Today, the gap between the sensors and actuators in the Internet of Things and the business systems at the higher layers of the enterprise world is still a reality. A unified reference architecture is therefore a key prerequisite for realizing interoperability within the IoT world and especially for integration with business processes, so that applications can be realized that are both IoT-aware and meet the requirements of enterprise systems. Currently, the IoT domain is being standardized based on a unified IoT domain model  that is discussed in the next section. We apply core concepts from the IoT domain model to the Business Process Model and Notation (BPMN) 2.0 . As BPMN focuses on activities and the implicated flow of process steps while the IoT domain model stresses the relationship between entities and other constructs for which well defined processes might or might not exist, a mapping and integration problem between both domains becomes apparent.

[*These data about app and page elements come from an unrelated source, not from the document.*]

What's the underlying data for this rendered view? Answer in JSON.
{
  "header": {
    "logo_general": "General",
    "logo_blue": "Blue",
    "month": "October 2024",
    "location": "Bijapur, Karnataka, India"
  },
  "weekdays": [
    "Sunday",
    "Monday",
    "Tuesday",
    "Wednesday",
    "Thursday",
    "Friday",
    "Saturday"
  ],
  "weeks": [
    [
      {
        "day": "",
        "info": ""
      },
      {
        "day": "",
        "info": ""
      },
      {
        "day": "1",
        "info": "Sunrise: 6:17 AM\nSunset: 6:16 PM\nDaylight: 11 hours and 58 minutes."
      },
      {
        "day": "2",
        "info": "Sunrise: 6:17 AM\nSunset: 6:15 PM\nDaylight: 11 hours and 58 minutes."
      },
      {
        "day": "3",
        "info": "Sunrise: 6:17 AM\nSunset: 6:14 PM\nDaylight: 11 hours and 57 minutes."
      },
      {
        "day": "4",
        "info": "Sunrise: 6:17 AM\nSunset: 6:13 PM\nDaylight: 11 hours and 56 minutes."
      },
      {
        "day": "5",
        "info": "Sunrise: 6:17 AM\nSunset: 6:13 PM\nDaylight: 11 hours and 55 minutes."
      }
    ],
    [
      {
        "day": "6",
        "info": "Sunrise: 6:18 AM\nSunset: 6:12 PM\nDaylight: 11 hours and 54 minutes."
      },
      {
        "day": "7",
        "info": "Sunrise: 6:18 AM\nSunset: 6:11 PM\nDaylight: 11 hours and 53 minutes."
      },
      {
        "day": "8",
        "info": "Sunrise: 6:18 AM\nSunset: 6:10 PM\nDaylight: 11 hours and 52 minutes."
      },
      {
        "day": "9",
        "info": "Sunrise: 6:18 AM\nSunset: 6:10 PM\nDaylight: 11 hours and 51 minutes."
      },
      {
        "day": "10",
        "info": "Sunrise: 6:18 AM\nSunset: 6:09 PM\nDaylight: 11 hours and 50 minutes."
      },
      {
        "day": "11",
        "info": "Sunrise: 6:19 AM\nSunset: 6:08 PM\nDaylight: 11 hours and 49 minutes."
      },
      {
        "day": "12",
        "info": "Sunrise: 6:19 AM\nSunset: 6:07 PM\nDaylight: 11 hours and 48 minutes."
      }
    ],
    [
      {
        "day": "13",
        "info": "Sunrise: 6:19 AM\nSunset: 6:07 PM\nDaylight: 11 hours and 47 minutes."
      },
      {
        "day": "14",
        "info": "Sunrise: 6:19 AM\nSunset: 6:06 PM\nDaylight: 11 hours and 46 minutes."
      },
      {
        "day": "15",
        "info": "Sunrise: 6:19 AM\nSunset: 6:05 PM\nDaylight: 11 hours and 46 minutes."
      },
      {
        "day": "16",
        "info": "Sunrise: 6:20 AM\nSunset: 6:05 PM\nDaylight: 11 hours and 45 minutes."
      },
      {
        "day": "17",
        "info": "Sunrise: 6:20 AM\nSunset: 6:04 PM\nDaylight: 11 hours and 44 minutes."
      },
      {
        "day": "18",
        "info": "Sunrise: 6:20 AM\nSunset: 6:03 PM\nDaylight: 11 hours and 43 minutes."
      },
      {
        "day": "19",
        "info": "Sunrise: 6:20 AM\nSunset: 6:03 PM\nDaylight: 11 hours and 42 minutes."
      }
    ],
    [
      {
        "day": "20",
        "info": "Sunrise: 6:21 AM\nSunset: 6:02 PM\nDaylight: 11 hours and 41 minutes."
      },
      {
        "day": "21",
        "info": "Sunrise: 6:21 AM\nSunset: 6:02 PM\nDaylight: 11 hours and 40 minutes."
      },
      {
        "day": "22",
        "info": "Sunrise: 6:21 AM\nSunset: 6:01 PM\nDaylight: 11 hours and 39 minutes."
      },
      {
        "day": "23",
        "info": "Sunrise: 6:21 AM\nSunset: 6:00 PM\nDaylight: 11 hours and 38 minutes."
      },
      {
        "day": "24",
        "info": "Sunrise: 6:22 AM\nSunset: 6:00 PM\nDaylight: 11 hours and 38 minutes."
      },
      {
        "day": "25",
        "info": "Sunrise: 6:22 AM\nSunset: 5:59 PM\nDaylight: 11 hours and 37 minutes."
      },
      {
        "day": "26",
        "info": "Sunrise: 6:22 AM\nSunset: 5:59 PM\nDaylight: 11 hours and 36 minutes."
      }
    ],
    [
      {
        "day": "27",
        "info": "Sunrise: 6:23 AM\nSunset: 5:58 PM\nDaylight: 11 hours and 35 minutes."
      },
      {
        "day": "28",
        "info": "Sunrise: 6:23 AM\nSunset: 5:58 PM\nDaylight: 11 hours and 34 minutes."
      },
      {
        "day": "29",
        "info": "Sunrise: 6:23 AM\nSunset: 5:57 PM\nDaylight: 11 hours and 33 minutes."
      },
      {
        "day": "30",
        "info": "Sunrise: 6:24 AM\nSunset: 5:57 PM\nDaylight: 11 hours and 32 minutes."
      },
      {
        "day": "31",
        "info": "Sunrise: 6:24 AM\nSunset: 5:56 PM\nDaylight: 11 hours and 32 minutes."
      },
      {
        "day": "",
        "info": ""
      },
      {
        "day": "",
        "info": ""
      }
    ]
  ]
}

In addition, the second kind of action, that is, the redefinition and modifications of methods that were previously applied in other social scientific fields and their adjustment to the purposes of the actual linguistic field where attitudes are measured occurs more frequently. For example, very shortly after the emergence of the matched-guise technique within the framework of social psychological research in the 1960s, the method was modified by linguists and became the most seminal standard method used to measure attitudes in sociolinguistics (Jenkins 2007:66). A more recent example is provided by Speelman and his colleagues (Speelman et al. 2013), where the researchers attempt to apply a method called affective priming within the framework of cognitive sociolinguistics, which method was originally developed in experimental social psychology. Moreover, in the third respect, researchers might aim to integrate several different techniques into their research simultaneously, for example, Hiraga (2005) investigated respondents' language attitudes utilizing three different ways of data collection techniques: first, respondents were required to rate speech samples as usual in matched-guise experiments; second, respondents were asked to respond to open and closed questions; and, third, the subjects were asked to reason for their answers in the questionnaire within the framework of some interviews (Hiraga 2005:295–302). In another instance, in the case of Garrett's study (2010), Welsh respondents' attitudes towards Welsh dialect varieties were investigated first with the help of perceptual dialectological methods, i.e. rating various dialects, labeling and commenting on them, and finally, a verbal-guise study was conducted (Garrett 2010:201–223).